[Stored records]
━━━━━━
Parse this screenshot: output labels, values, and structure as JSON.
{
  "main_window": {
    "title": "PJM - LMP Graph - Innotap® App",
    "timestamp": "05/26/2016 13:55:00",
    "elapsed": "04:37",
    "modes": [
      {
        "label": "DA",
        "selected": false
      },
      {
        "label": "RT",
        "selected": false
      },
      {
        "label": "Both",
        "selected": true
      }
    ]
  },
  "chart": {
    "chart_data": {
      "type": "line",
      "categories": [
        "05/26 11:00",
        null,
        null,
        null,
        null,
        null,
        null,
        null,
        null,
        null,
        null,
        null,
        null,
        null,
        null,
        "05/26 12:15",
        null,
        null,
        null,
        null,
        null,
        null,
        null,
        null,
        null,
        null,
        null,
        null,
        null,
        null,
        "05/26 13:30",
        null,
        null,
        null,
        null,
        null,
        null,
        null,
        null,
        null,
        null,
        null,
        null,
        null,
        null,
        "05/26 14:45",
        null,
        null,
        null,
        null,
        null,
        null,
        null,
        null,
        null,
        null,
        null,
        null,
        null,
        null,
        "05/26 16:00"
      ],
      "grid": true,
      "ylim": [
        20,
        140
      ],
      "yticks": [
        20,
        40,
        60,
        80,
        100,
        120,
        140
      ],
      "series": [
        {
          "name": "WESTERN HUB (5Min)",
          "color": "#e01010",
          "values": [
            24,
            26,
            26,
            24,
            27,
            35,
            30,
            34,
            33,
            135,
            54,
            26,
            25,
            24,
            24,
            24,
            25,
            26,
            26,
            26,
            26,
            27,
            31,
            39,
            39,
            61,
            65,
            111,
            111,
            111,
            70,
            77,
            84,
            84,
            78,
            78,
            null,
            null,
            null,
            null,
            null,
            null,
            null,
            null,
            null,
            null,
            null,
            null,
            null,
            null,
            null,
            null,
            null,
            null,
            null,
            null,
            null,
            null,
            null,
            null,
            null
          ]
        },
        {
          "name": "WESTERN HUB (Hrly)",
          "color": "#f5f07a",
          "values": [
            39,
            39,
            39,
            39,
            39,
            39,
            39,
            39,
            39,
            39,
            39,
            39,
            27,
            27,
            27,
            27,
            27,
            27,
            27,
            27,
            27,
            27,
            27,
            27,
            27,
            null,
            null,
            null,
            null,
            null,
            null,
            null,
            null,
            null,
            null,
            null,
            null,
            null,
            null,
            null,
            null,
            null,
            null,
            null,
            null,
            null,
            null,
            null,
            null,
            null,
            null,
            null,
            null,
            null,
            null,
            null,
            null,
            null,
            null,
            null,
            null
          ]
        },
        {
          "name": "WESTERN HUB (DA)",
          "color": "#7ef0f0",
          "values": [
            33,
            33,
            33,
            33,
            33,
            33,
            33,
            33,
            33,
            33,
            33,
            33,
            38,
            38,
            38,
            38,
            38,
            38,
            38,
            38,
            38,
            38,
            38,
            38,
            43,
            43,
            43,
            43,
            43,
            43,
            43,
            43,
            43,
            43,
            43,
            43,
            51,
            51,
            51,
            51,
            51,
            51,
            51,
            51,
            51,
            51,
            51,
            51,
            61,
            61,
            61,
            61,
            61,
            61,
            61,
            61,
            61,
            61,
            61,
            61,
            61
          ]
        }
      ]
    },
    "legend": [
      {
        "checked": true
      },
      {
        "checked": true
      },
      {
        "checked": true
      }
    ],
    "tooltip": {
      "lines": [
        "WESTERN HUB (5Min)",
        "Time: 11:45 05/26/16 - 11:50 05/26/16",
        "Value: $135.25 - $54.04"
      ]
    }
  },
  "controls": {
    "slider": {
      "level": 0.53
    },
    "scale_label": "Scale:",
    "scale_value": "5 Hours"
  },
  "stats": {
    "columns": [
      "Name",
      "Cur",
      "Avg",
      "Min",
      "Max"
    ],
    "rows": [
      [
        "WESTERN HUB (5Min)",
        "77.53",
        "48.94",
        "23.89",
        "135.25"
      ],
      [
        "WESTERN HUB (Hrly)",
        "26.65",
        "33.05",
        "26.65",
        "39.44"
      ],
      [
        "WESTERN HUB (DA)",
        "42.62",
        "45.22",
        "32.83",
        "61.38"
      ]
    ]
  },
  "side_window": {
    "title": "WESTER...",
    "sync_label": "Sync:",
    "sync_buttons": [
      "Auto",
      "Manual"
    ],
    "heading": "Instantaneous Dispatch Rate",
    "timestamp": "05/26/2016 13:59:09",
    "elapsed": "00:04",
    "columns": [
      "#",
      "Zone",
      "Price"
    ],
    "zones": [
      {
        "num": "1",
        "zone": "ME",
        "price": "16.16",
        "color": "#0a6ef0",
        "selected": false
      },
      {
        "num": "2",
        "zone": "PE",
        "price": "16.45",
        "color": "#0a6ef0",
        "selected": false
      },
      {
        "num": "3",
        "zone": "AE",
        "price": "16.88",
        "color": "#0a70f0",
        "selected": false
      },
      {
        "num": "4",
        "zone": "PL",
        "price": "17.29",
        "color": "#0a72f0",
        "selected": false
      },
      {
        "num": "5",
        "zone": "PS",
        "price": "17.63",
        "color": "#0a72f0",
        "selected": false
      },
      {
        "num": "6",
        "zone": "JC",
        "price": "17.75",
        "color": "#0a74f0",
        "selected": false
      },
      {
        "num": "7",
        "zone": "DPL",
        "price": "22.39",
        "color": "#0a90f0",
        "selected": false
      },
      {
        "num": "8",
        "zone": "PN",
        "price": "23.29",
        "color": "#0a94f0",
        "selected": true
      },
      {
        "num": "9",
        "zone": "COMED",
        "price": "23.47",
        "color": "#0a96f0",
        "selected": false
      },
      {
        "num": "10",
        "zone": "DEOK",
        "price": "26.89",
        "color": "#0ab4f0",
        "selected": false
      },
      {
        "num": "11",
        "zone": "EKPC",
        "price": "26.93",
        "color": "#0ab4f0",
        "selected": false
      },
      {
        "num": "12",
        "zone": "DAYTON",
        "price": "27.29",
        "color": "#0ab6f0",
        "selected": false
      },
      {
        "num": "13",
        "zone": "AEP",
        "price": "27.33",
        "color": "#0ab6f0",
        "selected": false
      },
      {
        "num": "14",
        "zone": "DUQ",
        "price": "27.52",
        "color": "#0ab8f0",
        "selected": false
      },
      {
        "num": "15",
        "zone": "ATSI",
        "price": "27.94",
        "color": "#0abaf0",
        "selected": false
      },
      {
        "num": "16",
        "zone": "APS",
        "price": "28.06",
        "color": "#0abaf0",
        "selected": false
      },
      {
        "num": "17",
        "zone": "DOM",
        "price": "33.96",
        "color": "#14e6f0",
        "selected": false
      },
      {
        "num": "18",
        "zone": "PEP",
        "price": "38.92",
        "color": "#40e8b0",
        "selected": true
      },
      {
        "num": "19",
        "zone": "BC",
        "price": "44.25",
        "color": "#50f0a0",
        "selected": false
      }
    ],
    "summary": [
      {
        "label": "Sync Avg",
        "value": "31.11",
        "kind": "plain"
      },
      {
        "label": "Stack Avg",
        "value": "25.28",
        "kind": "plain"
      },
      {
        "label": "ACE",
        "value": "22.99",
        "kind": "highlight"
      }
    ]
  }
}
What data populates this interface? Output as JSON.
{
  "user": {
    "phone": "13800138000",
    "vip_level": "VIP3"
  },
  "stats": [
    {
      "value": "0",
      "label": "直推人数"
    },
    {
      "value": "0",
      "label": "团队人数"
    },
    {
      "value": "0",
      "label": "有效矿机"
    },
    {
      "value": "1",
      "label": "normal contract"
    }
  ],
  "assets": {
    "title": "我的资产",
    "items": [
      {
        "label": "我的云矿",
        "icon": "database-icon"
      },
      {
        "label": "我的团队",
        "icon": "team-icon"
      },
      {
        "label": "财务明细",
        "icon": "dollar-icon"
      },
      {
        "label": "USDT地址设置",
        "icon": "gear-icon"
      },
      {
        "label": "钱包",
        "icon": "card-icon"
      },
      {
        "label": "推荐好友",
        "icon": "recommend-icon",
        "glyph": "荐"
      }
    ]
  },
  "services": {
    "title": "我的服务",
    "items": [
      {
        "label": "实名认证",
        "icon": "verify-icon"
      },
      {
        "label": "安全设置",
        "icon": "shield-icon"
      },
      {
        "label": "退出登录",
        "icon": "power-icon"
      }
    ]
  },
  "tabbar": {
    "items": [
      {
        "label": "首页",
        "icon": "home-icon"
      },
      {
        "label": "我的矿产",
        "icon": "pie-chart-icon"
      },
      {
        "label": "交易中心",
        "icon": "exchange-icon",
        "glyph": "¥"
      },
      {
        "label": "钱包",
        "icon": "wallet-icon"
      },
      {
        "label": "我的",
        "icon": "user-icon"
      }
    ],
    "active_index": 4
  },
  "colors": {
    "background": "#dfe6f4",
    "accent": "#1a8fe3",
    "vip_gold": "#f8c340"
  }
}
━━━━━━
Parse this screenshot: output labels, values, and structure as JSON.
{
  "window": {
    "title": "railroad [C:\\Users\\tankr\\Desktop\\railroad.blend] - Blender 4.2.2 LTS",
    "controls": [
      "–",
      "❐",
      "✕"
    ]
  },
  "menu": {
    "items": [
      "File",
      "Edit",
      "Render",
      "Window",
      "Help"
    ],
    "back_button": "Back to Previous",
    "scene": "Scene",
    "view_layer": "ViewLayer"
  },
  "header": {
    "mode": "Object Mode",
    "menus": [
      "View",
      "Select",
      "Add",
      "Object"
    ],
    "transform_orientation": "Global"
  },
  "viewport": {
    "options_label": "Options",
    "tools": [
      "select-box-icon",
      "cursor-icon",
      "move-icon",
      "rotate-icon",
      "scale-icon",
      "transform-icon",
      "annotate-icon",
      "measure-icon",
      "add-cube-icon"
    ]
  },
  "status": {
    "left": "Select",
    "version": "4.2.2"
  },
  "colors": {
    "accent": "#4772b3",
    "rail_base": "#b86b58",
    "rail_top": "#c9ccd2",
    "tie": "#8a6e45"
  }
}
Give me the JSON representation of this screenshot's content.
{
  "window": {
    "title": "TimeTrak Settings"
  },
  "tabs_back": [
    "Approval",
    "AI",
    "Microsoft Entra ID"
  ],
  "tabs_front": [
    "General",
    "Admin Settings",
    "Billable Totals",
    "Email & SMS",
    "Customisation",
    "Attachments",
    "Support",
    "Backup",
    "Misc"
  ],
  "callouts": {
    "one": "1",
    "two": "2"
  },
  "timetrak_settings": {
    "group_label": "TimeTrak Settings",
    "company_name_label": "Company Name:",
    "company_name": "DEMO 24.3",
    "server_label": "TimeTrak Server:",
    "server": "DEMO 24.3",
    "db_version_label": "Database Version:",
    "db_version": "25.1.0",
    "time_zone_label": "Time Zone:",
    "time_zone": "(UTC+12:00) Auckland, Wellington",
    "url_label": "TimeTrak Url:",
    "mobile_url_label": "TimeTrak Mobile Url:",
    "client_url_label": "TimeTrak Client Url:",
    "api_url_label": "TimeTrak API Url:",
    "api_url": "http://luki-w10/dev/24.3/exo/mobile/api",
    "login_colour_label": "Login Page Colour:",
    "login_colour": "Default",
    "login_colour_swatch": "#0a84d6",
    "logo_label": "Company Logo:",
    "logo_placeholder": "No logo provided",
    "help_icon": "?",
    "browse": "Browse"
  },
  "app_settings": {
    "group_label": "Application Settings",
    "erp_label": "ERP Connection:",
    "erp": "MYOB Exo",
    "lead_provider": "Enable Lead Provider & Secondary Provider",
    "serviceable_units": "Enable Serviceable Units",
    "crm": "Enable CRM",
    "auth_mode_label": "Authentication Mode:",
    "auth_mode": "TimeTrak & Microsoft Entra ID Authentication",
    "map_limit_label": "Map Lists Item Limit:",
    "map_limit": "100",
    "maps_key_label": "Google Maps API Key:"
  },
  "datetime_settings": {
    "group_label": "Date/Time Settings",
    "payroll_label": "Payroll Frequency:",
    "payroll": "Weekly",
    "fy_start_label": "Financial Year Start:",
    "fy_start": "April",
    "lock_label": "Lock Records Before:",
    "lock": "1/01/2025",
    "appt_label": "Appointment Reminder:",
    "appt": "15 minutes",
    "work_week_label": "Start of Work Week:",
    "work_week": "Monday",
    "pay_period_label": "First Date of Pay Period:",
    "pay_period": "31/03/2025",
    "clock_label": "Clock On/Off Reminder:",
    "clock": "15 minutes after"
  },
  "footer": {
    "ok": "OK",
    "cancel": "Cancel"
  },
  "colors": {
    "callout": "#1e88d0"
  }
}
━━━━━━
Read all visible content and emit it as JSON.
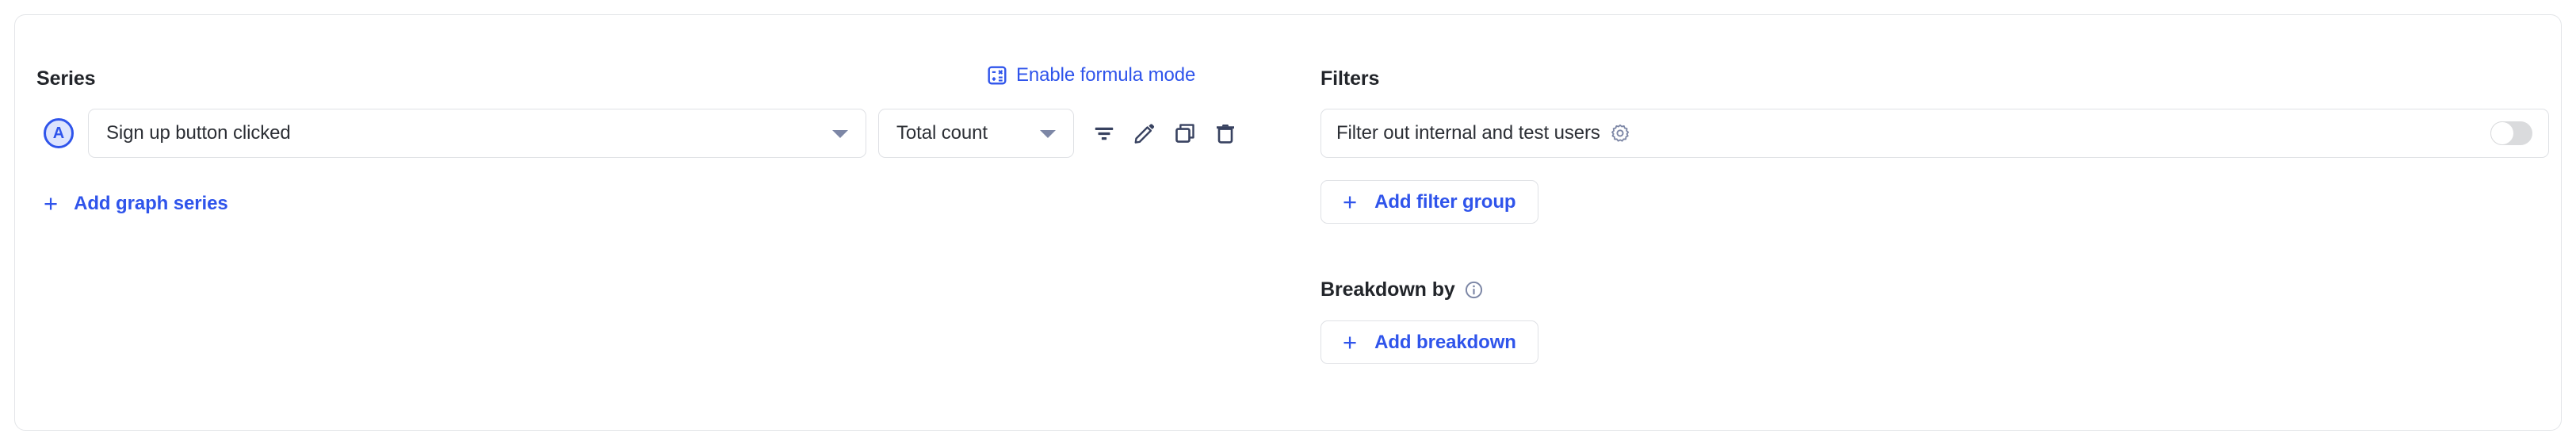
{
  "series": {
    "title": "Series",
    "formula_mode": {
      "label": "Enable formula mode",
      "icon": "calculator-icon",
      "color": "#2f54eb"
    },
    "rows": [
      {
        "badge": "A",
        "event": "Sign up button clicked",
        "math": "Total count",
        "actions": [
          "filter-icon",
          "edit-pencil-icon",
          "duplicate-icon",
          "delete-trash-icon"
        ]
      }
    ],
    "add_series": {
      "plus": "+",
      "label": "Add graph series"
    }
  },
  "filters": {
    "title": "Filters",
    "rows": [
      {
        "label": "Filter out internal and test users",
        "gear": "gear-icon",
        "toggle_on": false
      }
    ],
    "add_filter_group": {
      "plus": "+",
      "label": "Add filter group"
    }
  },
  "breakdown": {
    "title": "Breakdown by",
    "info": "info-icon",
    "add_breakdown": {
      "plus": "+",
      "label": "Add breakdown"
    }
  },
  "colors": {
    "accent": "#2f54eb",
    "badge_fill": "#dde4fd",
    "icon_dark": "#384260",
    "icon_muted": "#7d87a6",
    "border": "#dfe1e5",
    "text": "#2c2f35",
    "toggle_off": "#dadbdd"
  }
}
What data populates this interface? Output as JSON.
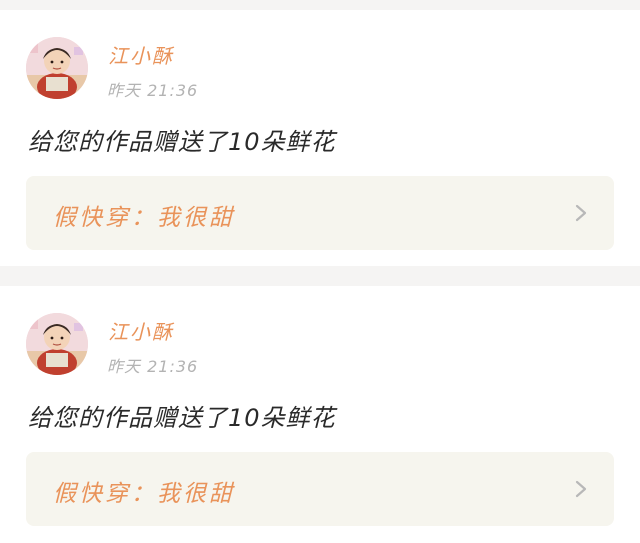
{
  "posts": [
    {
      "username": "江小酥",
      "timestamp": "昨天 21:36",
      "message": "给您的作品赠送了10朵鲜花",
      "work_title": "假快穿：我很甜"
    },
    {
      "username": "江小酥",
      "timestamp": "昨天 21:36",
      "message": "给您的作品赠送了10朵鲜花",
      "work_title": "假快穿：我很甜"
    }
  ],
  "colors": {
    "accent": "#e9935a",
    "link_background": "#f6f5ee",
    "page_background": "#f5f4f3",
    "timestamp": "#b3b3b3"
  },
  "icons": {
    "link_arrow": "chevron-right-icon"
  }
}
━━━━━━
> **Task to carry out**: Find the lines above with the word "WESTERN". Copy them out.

> **Answer space**:
          "name": "WESTERN HUB (5Min)",
          "name": "WESTERN HUB (Hrly)",
          "name": "WESTERN HUB (DA)",
        "WESTERN HUB (5Min)",
        "WESTERN HUB (5Min)",
        "WESTERN HUB (Hrly)",
        "WESTERN HUB (DA)",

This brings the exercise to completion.